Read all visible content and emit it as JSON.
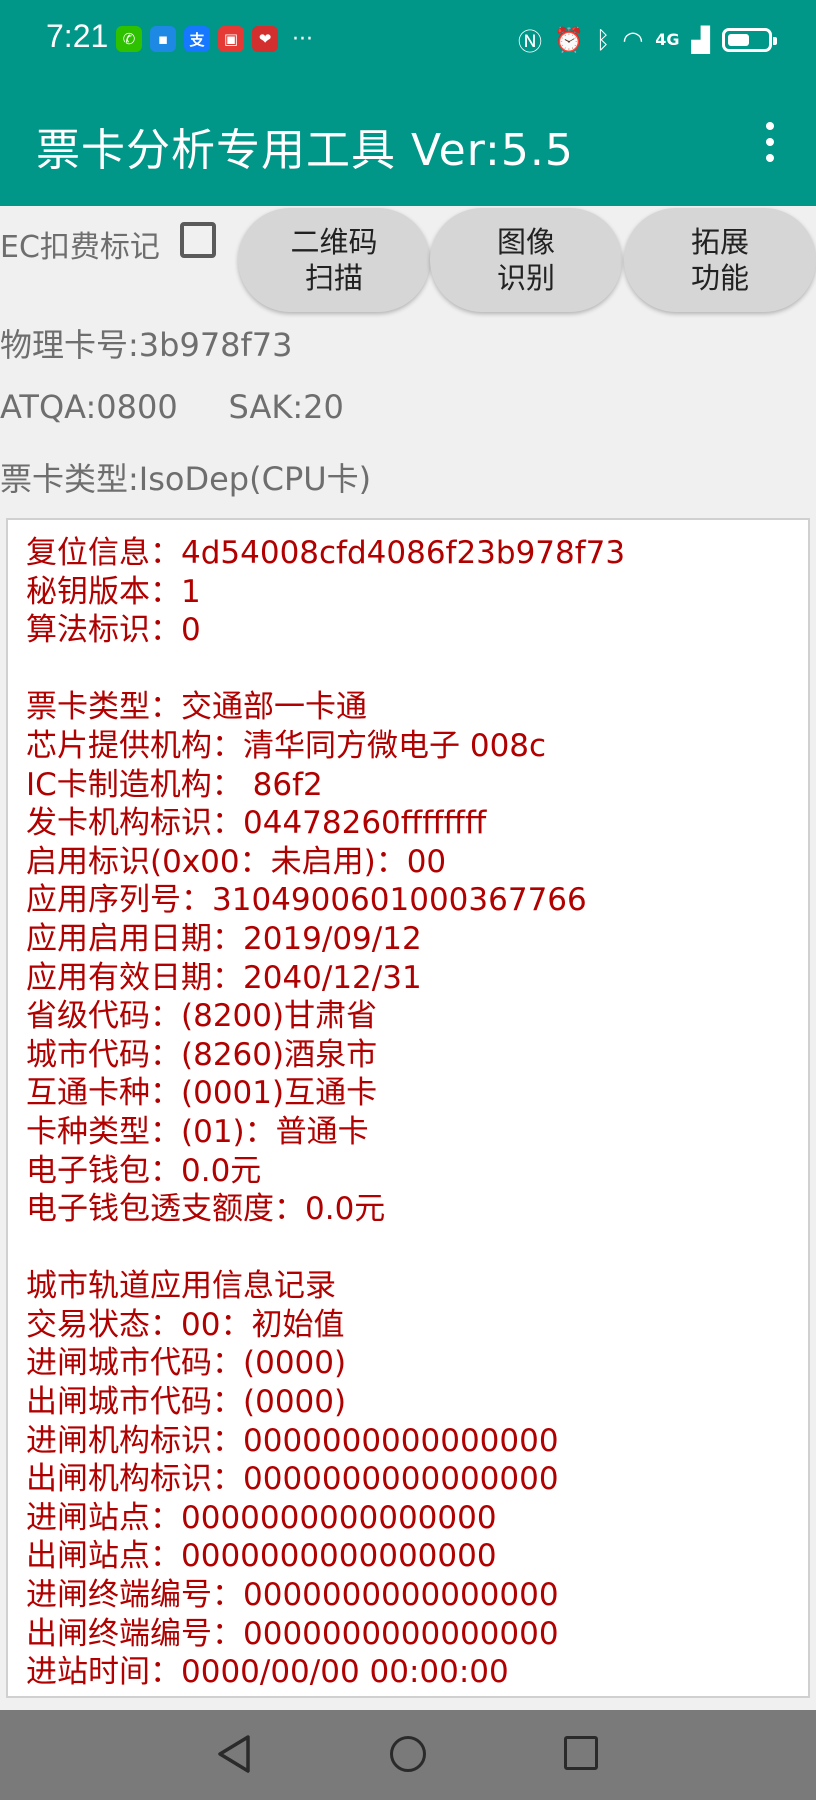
{
  "status_bar": {
    "time": "7:21",
    "notifications": [
      {
        "icon": "wechat-icon",
        "color": "#2dc100",
        "glyph": "✆"
      },
      {
        "icon": "message-icon",
        "color": "#1e88e5",
        "glyph": "▪"
      },
      {
        "icon": "alipay-icon",
        "color": "#1677ff",
        "glyph": "支"
      },
      {
        "icon": "huawei-icon",
        "color": "#e53935",
        "glyph": "▣"
      },
      {
        "icon": "health-app-icon",
        "color": "#d32f2f",
        "glyph": "❤"
      }
    ],
    "more": "···",
    "network_label": "4G",
    "battery_level": 0.55
  },
  "app_bar": {
    "title": "票卡分析专用工具 Ver:5.5"
  },
  "controls": {
    "ec_label": "EC扣费标记",
    "ec_checked": false,
    "qr_button": "二维码\n扫描",
    "image_button": "图像\n识别",
    "extend_button": "拓展\n功能"
  },
  "card_info": {
    "physical_number": "物理卡号:3b978f73",
    "atqa_sak": "ATQA:0800     SAK:20",
    "card_type": "票卡类型:IsoDep(CPU卡)"
  },
  "details": [
    "复位信息：4d54008cfd4086f23b978f73",
    "秘钥版本：1",
    "算法标识：0",
    "",
    "票卡类型：交通部一卡通",
    "芯片提供机构：清华同方微电子 008c",
    "IC卡制造机构： 86f2",
    "发卡机构标识：04478260ffffffff",
    "启用标识(0x00：未启用)：00",
    "应用序列号：3104900601000367766",
    "应用启用日期：2019/09/12",
    "应用有效日期：2040/12/31",
    "省级代码：(8200)甘肃省",
    "城市代码：(8260)酒泉市",
    "互通卡种：(0001)互通卡",
    "卡种类型：(01)：普通卡",
    "电子钱包：0.0元",
    "电子钱包透支额度：0.0元",
    "",
    "城市轨道应用信息记录",
    "交易状态：00：初始值",
    "进闸城市代码：(0000)",
    "出闸城市代码：(0000)",
    "进闸机构标识：0000000000000000",
    "出闸机构标识：0000000000000000",
    "进闸站点：0000000000000000",
    "出闸站点：0000000000000000",
    "进闸终端编号：0000000000000000",
    "出闸终端编号：0000000000000000",
    "进站时间：0000/00/00 00:00:00"
  ]
}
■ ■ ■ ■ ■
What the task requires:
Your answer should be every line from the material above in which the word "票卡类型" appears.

Answer below:
    "card_type": "票卡类型:IsoDep(CPU卡)"
    "票卡类型：交通部一卡通",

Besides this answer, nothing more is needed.